§ **Records supplied**:
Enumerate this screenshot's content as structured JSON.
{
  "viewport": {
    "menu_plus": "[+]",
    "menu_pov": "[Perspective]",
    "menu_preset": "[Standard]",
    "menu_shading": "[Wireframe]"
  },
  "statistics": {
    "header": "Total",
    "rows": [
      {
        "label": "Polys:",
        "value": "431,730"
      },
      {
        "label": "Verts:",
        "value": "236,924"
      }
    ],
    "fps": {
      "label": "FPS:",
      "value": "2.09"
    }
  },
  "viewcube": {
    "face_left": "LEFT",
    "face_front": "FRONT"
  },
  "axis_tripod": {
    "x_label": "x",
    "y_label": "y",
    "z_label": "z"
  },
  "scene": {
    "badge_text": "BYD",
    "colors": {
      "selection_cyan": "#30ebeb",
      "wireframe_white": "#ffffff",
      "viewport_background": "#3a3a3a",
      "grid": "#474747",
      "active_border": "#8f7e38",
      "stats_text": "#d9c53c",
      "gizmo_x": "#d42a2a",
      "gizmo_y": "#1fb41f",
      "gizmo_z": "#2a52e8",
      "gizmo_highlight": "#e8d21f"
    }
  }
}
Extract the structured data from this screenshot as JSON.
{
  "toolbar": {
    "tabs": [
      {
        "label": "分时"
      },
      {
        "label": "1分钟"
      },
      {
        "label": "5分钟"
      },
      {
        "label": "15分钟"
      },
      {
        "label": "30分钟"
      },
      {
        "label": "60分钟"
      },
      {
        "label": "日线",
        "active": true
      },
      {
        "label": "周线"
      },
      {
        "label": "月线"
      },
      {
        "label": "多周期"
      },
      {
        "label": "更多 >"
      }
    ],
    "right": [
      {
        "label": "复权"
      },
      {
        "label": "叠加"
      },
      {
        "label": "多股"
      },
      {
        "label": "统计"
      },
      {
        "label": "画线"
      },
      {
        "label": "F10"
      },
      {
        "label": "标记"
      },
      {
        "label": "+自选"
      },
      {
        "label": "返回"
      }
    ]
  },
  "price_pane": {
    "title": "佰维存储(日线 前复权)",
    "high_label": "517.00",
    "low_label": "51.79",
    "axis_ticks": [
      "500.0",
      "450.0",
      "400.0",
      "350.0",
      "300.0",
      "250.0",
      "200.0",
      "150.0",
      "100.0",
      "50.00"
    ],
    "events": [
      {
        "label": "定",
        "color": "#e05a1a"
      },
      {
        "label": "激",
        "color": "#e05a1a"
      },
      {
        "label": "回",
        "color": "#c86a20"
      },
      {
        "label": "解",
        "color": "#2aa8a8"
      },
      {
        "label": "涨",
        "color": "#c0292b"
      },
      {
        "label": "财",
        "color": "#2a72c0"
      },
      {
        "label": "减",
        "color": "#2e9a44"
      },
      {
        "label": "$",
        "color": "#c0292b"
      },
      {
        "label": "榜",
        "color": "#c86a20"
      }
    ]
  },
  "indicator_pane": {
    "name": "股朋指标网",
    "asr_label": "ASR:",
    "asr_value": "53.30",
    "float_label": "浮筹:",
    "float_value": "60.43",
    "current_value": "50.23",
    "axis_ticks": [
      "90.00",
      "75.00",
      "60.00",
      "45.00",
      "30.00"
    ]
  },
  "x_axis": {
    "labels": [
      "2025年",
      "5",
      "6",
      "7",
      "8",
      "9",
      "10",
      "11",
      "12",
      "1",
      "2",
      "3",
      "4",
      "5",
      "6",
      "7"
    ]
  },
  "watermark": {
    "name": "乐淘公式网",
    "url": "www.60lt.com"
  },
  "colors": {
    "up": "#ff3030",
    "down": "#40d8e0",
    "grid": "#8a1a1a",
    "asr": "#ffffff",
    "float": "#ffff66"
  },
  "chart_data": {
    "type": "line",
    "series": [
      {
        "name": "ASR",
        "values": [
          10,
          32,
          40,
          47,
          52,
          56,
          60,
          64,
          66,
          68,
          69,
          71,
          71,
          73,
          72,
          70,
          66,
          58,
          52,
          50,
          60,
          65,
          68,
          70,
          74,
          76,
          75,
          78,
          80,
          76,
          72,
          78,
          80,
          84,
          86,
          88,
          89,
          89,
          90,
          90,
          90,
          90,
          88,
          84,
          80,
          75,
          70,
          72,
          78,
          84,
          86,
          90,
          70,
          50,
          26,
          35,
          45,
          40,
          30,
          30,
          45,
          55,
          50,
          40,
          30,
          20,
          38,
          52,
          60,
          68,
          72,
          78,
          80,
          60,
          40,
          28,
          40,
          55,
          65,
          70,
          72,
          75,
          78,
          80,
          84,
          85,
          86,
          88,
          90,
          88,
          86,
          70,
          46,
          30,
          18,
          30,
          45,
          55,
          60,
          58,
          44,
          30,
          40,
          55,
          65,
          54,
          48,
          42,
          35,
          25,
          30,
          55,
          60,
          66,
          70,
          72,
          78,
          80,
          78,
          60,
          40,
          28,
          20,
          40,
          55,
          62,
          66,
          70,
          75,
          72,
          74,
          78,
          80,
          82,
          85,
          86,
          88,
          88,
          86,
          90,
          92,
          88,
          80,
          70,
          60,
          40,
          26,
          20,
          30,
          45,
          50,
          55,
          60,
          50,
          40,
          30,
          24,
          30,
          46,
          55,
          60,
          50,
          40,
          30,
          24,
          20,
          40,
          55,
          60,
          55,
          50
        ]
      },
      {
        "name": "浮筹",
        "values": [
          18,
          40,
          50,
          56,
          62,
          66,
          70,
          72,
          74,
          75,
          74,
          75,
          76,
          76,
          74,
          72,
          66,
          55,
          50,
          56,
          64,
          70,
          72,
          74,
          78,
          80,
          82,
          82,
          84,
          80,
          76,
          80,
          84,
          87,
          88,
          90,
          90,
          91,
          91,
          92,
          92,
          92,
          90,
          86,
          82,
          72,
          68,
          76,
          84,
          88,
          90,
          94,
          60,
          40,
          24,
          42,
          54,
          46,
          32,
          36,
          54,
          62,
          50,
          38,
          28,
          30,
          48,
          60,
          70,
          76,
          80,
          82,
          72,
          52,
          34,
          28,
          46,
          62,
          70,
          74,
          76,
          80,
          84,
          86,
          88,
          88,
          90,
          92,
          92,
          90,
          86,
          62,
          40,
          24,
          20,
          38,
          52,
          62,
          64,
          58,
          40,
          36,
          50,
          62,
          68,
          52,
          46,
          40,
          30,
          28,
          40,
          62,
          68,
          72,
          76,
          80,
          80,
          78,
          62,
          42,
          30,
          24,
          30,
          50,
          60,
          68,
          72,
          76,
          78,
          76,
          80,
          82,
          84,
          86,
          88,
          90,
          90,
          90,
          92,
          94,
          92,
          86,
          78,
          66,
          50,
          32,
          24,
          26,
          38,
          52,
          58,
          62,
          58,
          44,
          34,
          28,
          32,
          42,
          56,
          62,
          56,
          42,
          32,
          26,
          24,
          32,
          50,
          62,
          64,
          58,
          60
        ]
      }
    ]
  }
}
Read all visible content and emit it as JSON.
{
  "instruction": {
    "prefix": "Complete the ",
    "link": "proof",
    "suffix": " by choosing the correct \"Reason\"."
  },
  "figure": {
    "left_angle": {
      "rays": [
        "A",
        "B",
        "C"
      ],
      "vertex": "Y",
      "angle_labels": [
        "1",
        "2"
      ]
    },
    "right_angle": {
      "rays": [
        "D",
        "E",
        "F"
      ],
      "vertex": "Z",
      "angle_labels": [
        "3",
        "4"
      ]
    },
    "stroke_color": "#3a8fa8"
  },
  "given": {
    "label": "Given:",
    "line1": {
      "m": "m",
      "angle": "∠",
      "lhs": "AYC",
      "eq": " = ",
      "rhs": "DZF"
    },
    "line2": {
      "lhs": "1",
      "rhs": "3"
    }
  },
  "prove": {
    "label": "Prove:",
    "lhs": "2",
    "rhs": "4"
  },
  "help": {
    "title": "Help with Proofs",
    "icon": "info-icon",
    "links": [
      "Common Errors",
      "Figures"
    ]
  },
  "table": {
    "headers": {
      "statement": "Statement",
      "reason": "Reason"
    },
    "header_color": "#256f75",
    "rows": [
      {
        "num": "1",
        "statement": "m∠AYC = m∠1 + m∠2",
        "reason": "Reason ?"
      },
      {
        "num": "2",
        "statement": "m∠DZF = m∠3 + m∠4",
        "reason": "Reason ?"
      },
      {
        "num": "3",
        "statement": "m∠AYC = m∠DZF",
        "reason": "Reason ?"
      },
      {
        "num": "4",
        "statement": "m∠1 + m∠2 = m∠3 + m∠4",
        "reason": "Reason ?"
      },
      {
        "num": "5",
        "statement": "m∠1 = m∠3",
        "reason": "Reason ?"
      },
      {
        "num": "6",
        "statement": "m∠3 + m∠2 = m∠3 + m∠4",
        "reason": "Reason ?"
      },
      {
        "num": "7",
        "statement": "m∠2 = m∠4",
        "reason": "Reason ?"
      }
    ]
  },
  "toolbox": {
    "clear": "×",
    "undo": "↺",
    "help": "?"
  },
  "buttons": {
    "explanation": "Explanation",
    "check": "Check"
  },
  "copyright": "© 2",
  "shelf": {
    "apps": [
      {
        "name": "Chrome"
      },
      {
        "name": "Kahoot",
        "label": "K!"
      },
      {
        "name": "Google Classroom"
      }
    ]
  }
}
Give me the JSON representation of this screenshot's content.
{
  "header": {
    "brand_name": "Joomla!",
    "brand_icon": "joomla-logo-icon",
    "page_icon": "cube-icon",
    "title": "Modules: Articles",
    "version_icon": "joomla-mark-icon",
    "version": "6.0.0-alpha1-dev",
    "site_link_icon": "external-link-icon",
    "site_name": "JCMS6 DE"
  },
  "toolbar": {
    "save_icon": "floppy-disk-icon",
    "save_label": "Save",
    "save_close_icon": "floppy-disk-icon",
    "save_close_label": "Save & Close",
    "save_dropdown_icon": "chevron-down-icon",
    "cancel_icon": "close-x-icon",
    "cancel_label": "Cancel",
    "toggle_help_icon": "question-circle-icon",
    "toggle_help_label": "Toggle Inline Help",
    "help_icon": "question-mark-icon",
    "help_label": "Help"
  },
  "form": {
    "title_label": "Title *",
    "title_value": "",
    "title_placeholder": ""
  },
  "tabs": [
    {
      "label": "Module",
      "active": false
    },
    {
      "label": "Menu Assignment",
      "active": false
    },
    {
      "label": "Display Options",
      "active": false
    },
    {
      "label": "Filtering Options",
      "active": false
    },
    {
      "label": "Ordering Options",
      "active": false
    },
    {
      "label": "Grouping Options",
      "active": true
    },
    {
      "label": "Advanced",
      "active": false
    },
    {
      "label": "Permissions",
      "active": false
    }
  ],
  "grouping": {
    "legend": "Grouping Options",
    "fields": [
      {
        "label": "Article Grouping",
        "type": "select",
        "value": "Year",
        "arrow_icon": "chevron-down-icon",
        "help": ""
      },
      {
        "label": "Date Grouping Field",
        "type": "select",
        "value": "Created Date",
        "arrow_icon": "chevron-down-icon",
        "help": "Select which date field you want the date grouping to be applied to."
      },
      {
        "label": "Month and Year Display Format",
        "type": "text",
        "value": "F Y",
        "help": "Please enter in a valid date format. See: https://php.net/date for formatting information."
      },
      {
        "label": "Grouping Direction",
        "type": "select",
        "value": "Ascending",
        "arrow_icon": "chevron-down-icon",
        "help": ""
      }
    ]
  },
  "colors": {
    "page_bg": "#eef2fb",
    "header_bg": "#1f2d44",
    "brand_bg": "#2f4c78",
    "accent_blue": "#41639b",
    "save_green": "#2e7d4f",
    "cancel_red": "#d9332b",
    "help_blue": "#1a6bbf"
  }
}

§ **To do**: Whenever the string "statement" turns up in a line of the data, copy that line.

§ **Written answer**:
      "statement": "Statement",
        "statement": "m∠AYC = m∠1 + m∠2",
        "statement": "m∠DZF = m∠3 + m∠4",
        "statement": "m∠AYC = m∠DZF",
        "statement": "m∠1 + m∠2 = m∠3 + m∠4",
        "statement": "m∠1 = m∠3",
        "statement": "m∠3 + m∠2 = m∠3 + m∠4",
        "statement": "m∠2 = m∠4",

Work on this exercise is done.